Lack of child care has been a frustration for businesses around the state looking to hire in Minnesota’s tight labor market. Walz’s administration noted more than 67 percent of children served by CCAP are people of color. The government has focused recently on reducing economic disparities and meeting worker demands through spending on workforce training since people of color face higher unemployment rates than whites and historically have been left out of Minnesota’s prosperity.
Flanagan said it’s important to invest in child development, but that spending “is also good for employers” because it ensures “parents can have access to a good job.”
Trust issues at DHS
Abeler, one of the top Republican senators working on child care issues, said he is not strictly against updating reimbursement rates, but added the state has often faced federal warnings to shape up and was skeptical it would be severely penalized. He also said it may not make sense next year to spend tens of millions of dollars to avoid what could be a small fine in the scale of the larger state budget.

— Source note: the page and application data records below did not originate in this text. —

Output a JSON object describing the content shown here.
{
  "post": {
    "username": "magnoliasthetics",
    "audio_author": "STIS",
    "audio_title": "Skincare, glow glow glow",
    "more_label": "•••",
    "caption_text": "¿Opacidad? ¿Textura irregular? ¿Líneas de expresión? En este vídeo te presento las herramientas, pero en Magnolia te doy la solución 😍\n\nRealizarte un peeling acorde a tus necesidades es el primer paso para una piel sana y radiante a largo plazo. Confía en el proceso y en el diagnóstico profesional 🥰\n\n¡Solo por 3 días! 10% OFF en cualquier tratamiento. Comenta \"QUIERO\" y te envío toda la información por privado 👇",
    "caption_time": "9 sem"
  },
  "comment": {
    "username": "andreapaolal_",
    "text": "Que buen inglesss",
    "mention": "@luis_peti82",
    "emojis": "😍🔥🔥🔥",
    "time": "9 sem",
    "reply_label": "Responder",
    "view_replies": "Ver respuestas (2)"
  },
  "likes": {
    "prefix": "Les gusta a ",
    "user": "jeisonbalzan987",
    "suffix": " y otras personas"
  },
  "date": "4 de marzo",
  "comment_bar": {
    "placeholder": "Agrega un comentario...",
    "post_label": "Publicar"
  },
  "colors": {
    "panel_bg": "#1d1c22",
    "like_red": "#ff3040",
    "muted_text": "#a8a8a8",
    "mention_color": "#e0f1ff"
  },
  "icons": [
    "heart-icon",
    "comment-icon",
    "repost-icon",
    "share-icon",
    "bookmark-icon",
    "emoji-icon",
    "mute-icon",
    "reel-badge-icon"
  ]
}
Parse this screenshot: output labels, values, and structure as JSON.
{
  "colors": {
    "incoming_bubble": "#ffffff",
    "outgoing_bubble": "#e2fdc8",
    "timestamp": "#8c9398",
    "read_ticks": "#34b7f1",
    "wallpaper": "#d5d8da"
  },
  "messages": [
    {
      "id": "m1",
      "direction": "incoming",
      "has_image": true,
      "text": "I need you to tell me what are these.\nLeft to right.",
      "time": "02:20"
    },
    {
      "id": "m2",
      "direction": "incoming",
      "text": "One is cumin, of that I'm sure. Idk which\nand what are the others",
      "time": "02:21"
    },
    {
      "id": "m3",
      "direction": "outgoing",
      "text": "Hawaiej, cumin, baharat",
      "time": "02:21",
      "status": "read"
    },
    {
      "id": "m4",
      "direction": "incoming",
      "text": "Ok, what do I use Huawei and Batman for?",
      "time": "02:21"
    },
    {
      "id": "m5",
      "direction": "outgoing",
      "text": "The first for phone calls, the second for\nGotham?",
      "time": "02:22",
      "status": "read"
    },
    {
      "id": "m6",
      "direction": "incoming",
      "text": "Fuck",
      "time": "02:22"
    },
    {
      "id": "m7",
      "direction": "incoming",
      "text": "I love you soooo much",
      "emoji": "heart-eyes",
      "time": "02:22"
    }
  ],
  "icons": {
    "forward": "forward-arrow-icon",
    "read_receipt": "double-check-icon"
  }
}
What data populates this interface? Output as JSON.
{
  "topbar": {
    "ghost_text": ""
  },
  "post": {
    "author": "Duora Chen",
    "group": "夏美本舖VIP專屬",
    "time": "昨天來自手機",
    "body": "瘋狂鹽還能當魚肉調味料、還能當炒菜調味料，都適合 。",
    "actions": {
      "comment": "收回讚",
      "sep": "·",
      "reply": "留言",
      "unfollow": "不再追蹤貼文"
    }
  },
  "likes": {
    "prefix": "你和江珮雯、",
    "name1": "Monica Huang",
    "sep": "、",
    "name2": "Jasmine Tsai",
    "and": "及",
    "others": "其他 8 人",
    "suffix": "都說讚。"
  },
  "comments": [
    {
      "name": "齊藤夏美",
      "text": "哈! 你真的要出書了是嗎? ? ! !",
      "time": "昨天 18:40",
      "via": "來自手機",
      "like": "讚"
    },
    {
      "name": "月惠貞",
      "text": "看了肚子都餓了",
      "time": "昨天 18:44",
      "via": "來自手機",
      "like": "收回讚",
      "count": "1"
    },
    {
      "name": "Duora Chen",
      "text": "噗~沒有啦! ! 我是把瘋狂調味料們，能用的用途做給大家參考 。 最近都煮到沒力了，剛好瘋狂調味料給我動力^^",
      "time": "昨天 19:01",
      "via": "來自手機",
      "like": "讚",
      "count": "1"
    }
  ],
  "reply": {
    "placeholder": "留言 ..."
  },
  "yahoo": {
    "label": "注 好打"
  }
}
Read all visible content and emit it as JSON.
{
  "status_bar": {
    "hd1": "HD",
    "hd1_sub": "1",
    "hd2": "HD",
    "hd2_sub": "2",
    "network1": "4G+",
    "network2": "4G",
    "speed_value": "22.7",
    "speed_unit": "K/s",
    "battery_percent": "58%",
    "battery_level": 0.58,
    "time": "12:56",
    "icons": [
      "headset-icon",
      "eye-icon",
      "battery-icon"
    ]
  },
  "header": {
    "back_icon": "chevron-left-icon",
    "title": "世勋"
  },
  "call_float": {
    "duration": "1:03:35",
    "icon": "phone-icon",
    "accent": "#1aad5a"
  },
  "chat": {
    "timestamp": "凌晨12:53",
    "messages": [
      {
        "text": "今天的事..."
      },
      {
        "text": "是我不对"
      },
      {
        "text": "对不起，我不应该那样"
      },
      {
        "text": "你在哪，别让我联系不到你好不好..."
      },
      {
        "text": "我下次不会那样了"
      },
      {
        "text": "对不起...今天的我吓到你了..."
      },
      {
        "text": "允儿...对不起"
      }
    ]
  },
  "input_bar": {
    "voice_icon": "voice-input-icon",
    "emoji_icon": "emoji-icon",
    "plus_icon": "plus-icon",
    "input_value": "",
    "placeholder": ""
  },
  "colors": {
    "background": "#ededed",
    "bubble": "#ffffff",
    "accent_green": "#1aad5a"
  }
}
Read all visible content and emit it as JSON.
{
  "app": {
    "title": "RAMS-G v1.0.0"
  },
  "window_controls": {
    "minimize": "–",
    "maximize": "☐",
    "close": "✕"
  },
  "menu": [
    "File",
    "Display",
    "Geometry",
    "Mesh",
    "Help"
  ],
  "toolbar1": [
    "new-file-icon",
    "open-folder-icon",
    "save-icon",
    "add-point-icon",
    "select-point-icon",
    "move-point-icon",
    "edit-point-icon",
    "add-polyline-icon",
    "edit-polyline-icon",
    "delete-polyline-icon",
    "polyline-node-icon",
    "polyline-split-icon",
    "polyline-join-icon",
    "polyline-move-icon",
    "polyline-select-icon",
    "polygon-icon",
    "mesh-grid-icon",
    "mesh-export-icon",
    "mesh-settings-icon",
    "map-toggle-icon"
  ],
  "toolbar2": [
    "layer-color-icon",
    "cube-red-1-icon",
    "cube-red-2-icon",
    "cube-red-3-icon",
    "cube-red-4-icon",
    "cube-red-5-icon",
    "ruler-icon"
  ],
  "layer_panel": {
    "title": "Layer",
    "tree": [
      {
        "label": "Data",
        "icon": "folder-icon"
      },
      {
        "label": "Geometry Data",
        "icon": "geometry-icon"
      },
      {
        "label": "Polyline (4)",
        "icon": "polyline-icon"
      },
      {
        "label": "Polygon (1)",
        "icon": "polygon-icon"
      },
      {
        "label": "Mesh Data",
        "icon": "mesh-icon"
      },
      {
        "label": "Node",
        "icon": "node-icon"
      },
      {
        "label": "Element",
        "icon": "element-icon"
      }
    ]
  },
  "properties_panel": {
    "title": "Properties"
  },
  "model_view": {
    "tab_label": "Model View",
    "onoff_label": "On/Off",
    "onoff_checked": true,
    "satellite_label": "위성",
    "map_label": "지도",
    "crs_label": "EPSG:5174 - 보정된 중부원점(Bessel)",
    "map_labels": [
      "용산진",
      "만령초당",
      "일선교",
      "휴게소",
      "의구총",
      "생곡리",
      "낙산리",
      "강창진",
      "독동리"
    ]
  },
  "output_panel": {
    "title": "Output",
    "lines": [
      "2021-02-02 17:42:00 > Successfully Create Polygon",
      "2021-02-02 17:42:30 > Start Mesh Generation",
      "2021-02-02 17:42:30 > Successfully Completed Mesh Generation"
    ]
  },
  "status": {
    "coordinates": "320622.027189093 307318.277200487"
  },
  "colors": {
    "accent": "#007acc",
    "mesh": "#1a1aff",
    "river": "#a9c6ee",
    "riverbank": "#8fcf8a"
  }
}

But Abeler’s overriding concern was fraud in CCAP. A report by the Office of the Legislative Auditor in March found it was tough to root out fraud, and likely more common than what prosecutors have been able to prove in court.
Lawmakers eventually implemented a sweeping set of anti-fraud measures and the state’s top child care fraud investigator, Carolyn Ham, was reassigned by an interim DHS commissioner. Senate Republicans also successfully fought efforts to increase reimbursement rates, saying fraud issues were too significant to justify spending more money on CCAP. The GOP’s strategy for helping increase access to affordable child care has focused mainly on cutting regulations for providers.
Since the legislative session ended in May, DHS has faced even more turmoil. Tony Lourey resigned as commissioner after a pair of top deputies at the agency said they were leaving in protest. Deputy Commissioners Chuck Johnson and Claire Wilson rescinded those resignations after Lourey left, although Wilson later resigned again.
“They have a real issue with their credibility,” Abeler said. “I’m optimistic that (new commissioner) Jodi Harpstead is there and she’s going to sort out what she can. But if you remember Humpty Dumpty — all the king’s horses and all the king’s men couldn’t put Humpty back together again. And so there’s a long ways to go for whatever she actually gets done and what people see and what they begin to trust.”
Abeler said lawmakers are expecting to hold a hearing in October about changes at the Inspector General’s office of DHS, which investigates fraud. He said the office “sounds like it actually could function now, which is a story about something that turned out good.”
“If the program integrity can be run in a decent way, then it’s a good time to talk about that,” Abeler said of raising reimbursement rates.